As I walk beneath the trees which line the parkway, I notice a few stubborn leaves clinging to otherwise barren branches with all of their might. As I continue on, I notice that all along the way determined leaves hold tightly to the trees they call home. Each one seems unwilling to give in to the inevitable. I imagine these leaves laughing in the face of the cold wind and giving thanks for every additional second that they can hold on. These stubborn leaves have lived their lives to the full as best they can, and they are not about to let go before they absolutely have to do so.

I stop to look back at our rising garage door. Apparently, my husband has created some outdoor chores which will allow him to keep an eye on me. As I return my gaze to the direction of my walk, I notice a smattering of leaves stuck in the bases of bushes and fences. I congratulate them for a job well done. I also remind them that their work on this earth is not complete. They will swirl and settle and swirl again until the first heavy snow forces them into a final resting place. Though they will eventually lose their leaf-like appearance to decay, they will enrich the soil. That soil will nourish the trees which produce another season’s leaves. Some of these will enrich my morning walks and repeat their brave predecessors’ purposeful ritual.

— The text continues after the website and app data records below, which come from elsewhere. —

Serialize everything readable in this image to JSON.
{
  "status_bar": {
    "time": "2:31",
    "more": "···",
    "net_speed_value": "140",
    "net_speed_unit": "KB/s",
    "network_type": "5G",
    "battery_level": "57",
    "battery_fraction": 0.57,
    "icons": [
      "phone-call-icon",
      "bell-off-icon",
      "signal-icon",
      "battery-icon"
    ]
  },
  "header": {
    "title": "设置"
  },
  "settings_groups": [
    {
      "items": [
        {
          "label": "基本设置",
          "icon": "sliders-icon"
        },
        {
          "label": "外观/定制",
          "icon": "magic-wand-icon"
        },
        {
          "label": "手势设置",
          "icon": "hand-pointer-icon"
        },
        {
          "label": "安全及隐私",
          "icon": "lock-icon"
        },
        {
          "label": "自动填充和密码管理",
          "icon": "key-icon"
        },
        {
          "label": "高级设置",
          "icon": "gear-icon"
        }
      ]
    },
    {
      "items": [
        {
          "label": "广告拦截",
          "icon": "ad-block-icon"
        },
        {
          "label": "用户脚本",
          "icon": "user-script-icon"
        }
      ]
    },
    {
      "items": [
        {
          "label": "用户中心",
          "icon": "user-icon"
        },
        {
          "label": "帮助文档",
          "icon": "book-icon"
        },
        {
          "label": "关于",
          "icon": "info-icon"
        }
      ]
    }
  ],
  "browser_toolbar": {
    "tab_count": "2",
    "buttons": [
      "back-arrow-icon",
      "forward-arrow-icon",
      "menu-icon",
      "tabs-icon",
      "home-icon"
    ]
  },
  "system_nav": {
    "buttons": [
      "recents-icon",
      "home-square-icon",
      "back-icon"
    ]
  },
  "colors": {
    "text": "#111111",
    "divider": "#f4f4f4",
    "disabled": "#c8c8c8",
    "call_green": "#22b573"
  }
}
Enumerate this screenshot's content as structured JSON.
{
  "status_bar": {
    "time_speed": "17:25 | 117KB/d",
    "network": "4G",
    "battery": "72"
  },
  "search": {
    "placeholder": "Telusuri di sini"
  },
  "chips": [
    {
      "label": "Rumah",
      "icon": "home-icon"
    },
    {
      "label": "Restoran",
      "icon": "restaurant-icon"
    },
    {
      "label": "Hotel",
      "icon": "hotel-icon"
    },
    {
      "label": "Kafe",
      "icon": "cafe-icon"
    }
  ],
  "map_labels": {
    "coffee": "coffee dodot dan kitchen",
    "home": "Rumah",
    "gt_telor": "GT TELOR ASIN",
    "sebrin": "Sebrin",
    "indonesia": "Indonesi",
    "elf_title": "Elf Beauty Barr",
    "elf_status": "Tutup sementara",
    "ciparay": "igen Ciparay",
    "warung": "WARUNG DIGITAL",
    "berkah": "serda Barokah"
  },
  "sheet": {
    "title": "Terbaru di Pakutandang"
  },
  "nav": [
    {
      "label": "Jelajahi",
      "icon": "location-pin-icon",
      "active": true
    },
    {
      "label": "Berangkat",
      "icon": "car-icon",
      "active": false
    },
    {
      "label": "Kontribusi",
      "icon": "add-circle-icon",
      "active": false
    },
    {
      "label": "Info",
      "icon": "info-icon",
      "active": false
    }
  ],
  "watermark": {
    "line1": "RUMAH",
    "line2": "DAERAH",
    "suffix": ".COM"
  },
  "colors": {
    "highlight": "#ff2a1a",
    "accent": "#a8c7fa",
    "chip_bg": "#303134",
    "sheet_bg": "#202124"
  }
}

These leafy encounters on my first post-op trip around the cul-de-sac provide me with a renewed understanding of today’s celebration. This is the last Sunday of the Liturgical Year and The Feast of Christ the King. We have spent an entire year listening to Jesus as he taught us God’s ways. Jesus preached love and forgiveness, joy in the face of poverty, and peace in the face of suffering. Jesus tried very hard to convince us that God –our Abba– loves us just as we are with all of our human frailties intact. Through his lifetime of good example, Jesus assured us again and again that God expects only what we are able to do, nothing more and nothing less. Jesus spent his time with the seemingly unworthy, shunning the presumptuous ones who would use his acquaintance to increase their own stature. Jesus loved the poor in spirit and the materially poor and always made time for them. In the end, Jesus hung on a tree with all of his might, determined not to let go until he had to let go.

On this Feast of Christ the King, I imagine Jesus pondering the brave leaves who held onto their trees as he once did. I imagine Jesus smiling because he knows that just as their work to enrich the soil continues season after season and year after year, so his work continues in and through the lives of God’s children. Yes, Jesus continues his work in you and me.

When I celebrate Thanksgiving Day this week, I must give thanks for today’s trek where I encountered the lessons to be found in the lives of those precious leaves and in the life of my precious Lord. I must give thanks for my family, for the blessing they are and for the opportunities they give me to share God’s love with each one of them. I must give thanks for our parish and for all of the good people whom I encounter along my way. I must give thanks for the persistent leaves who cling to trees and then fall, giving life for seasons to come. I must also give thanks for the Christ, our loving King and Lord. For it is Jesus who clung to a tree as well to give life to you and to me and to all of God’s children until the end of time. Most of all, I must give thanks for the life Jesus lived before letting go of that tree, for it is this life which teaches me how to live and how to love.

©2013 Mary Penich – All Rights Reserved